Multiple meetings of the owners over an 18-month period do not result in any agreement about what to do with the land that is acceptable to all of the owners. Finally, one owner with a 2% ownership interest files a court action seeking partition. Depending on land use and zoning regulations governing subdivision in the area where the land is located, and the nature and extent of any easements existing on the property, the result of the court action could be sale of the entire 1,000 acres at market price with division of the proceeds according to ownership interest. Another result could be the division of the land in kind, if the division could be achieved by awarding 23 parcels of approximately equal value according to each owner’s interest, without terminating any rights enjoyed by the holders of recorded easements. The more likely result is sale followed by distribution of proceeds.

  • Original owners reach deadlock on future use of developed real estate. Three investors purchase and develop five acres at the corner of a busy San Fernando Valley intersection. After development, the site contains a chain grocery store, a chain drugstore, a branch of a nationwide bank, five smaller units suitable for niche retail, and a 180-space parking area.

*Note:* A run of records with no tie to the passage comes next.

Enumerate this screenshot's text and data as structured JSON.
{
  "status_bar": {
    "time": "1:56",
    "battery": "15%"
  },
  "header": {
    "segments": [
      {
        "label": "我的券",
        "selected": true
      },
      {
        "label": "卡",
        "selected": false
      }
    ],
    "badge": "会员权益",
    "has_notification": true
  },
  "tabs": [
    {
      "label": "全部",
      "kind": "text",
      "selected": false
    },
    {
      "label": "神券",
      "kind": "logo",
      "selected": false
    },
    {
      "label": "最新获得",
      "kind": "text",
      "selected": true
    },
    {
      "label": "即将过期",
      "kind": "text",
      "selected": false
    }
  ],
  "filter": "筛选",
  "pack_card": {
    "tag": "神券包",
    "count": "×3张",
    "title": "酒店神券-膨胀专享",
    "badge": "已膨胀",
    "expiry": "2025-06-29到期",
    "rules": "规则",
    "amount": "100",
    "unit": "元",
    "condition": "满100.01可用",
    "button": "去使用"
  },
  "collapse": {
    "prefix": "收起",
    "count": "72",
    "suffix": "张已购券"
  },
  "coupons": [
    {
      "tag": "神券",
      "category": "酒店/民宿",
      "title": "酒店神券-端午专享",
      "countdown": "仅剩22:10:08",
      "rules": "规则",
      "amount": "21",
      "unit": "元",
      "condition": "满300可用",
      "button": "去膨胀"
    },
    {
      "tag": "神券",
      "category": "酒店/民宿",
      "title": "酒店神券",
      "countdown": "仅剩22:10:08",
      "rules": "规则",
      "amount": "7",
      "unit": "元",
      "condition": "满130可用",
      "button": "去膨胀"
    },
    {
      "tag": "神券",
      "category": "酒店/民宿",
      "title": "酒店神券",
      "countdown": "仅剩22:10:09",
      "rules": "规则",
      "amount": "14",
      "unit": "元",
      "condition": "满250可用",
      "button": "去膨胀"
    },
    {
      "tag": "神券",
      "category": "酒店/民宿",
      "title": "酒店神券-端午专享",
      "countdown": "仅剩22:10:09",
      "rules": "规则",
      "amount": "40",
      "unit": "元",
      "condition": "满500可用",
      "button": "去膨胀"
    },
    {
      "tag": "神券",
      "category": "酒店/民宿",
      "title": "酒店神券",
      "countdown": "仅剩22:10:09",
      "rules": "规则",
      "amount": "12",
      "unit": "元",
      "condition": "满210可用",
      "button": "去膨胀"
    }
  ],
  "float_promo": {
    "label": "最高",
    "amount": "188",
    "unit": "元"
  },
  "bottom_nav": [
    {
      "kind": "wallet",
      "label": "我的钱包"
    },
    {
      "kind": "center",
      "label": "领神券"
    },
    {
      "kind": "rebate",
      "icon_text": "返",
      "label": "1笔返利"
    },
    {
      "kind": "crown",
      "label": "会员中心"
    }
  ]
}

All investors own equal shares, but one actively manages the property while two are passive investors.

Twenty-five years pass. Over this time, the investors start to quarrel regarding the future use of the parcel. The managing investor and one passive investor favor redevelopment into 100 condominiums with a pool, gym and other amenities. One passive investor doesn’t want the two-year termination of cash distributions that would be created by destruction of the existing improvements and redevelopment into condominiums. That investor thus favors keeping the development “as is” with modest investment in improvements for the existing tenants.

Both passive investors come to believe that the managing investor is not accurately reporting the rental income earned from the tenants and is shorting the passive investors on their twice a year distributions. Because the operating agreement signed by the three investors requires a unanimous vote for any course of action, the three co-owners soon reach a deadlock concerning the future use of the property. The managing investor files a court action seeking partition. As developed, this five-acre parcel will be impossible to divide into three sub-parcels of roughly equal value. Therefore, the result of the partition action will be the sale of the property as currently developed, with the proceeds distributed equally to the three investors.

  • One co-owner needs to “cash out” his or her investment for personal reasons. Two best friends purchase a small parcel on which they build, and operate, a liquor store, a small grocery store, and a coin laundry. After ten years, one of the friends wants to move to another state and the other can’t afford to buy that friend’s 50% share of the land and businesses. The friend that is staying also doesn’t want to be an equal partner with a stranger, and for that reason is not eager to seek purchasers for the 50% share of the friend that plans to move. At the same time, the friend intending to move learns that the value of his 50% share in the property and businesses on them is significantly less than 50% of the value the land and businesses if sold as an undivided whole. The friend intending to leave California files a court action for partition.

The result of the action will most likely be the sale of the property and the businesses as a whole package. Another possible result is the sale of the entire property, with the friend who is remaining in California purchasing the departing friend’s 50% of the businesses, while also reaching a lease agreement with the purchaser of the real estate. Either result means that the friend that wishes to leave the state cashes out his interest in the property and the businesses operating there.